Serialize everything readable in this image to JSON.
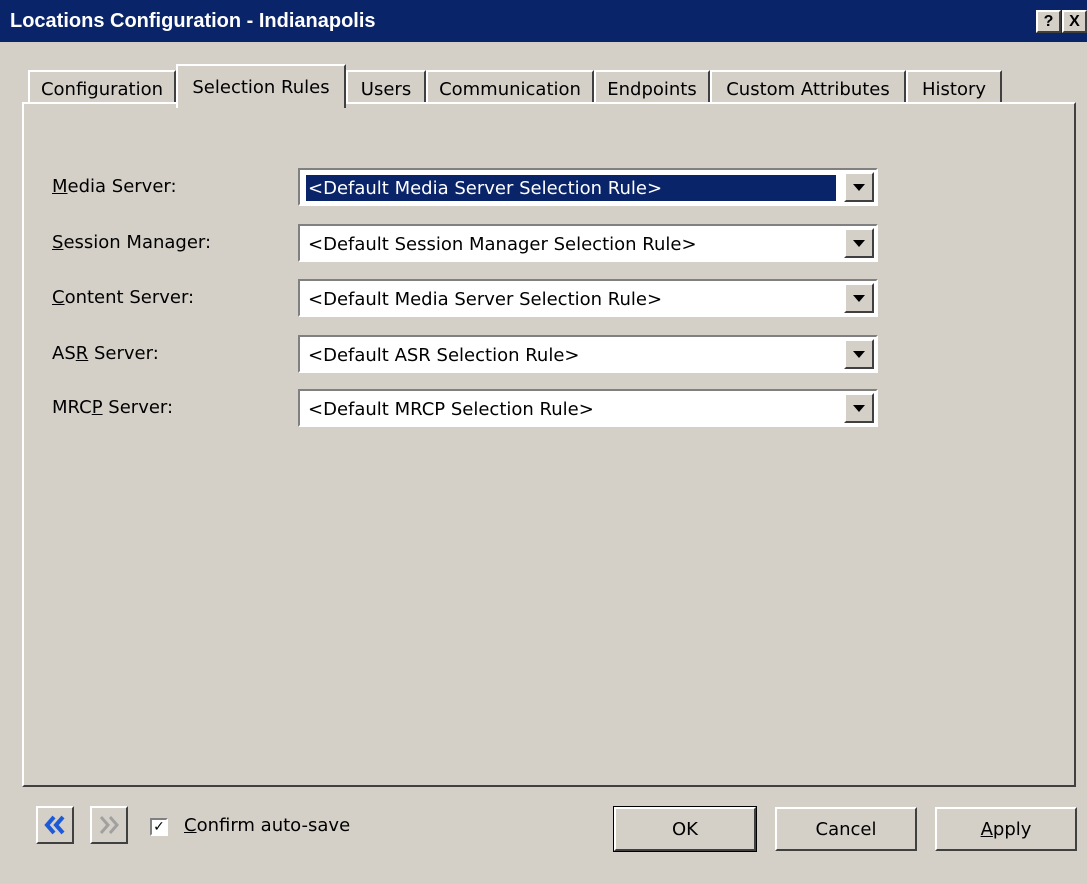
{
  "window": {
    "title": "Locations Configuration - Indianapolis",
    "help_label": "?",
    "close_label": "X"
  },
  "tabs": [
    {
      "label": "Configuration",
      "active": false
    },
    {
      "label": "Selection Rules",
      "active": true
    },
    {
      "label": "Users",
      "active": false
    },
    {
      "label": "Communication",
      "active": false
    },
    {
      "label": "Endpoints",
      "active": false
    },
    {
      "label": "Custom Attributes",
      "active": false
    },
    {
      "label": "History",
      "active": false
    }
  ],
  "rules": [
    {
      "label_pre": "",
      "label_ul": "M",
      "label_post": "edia Server:",
      "value": "<Default Media Server Selection Rule>",
      "focused": true
    },
    {
      "label_pre": "",
      "label_ul": "S",
      "label_post": "ession Manager:",
      "value": "<Default Session Manager Selection Rule>",
      "focused": false
    },
    {
      "label_pre": "",
      "label_ul": "C",
      "label_post": "ontent Server:",
      "value": "<Default Media Server Selection Rule>",
      "focused": false
    },
    {
      "label_pre": "AS",
      "label_ul": "R",
      "label_post": " Server:",
      "value": "<Default ASR Selection Rule>",
      "focused": false
    },
    {
      "label_pre": "MRC",
      "label_ul": "P",
      "label_post": " Server:",
      "value": "<Default MRCP Selection Rule>",
      "focused": false
    }
  ],
  "footer": {
    "prev_icon": "double-chevron-left-icon",
    "next_icon": "double-chevron-right-icon",
    "confirm_checked": true,
    "confirm_ul": "C",
    "confirm_rest": "onfirm auto-save",
    "ok_label": "OK",
    "cancel_label": "Cancel",
    "apply_ul": "A",
    "apply_rest": "pply"
  },
  "colors": {
    "titlebar": "#0a246a",
    "face": "#d4d0c8",
    "nav_active": "#1c5ad8",
    "nav_disabled": "#a0a0a0"
  }
}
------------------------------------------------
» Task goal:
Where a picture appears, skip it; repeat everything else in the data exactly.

» Answer for the task:
Serialize everything readable in this image to JSON.
{
  "window": {
    "title": "Locations Configuration - Indianapolis",
    "help_label": "?",
    "close_label": "X"
  },
  "tabs": [
    {
      "label": "Configuration",
      "active": false
    },
    {
      "label": "Selection Rules",
      "active": true
    },
    {
      "label": "Users",
      "active": false
    },
    {
      "label": "Communication",
      "active": false
    },
    {
      "label": "Endpoints",
      "active": false
    },
    {
      "label": "Custom Attributes",
      "active": false
    },
    {
      "label": "History",
      "active": false
    }
  ],
  "rules": [
    {
      "label_pre": "",
      "label_ul": "M",
      "label_post": "edia Server:",
      "value": "<Default Media Server Selection Rule>",
      "focused": true
    },
    {
      "label_pre": "",
      "label_ul": "S",
      "label_post": "ession Manager:",
      "value": "<Default Session Manager Selection Rule>",
      "focused": false
    },
    {
      "label_pre": "",
      "label_ul": "C",
      "label_post": "ontent Server:",
      "value": "<Default Media Server Selection Rule>",
      "focused": false
    },
    {
      "label_pre": "AS",
      "label_ul": "R",
      "label_post": " Server:",
      "value": "<Default ASR Selection Rule>",
      "focused": false
    },
    {
      "label_pre": "MRC",
      "label_ul": "P",
      "label_post": " Server:",
      "value": "<Default MRCP Selection Rule>",
      "focused": false
    }
  ],
  "footer": {
    "prev_icon": "double-chevron-left-icon",
    "next_icon": "double-chevron-right-icon",
    "confirm_checked": true,
    "confirm_ul": "C",
    "confirm_rest": "onfirm auto-save",
    "ok_label": "OK",
    "cancel_label": "Cancel",
    "apply_ul": "A",
    "apply_rest": "pply"
  },
  "colors": {
    "titlebar": "#0a246a",
    "face": "#d4d0c8",
    "nav_active": "#1c5ad8",
    "nav_disabled": "#a0a0a0"
  }
}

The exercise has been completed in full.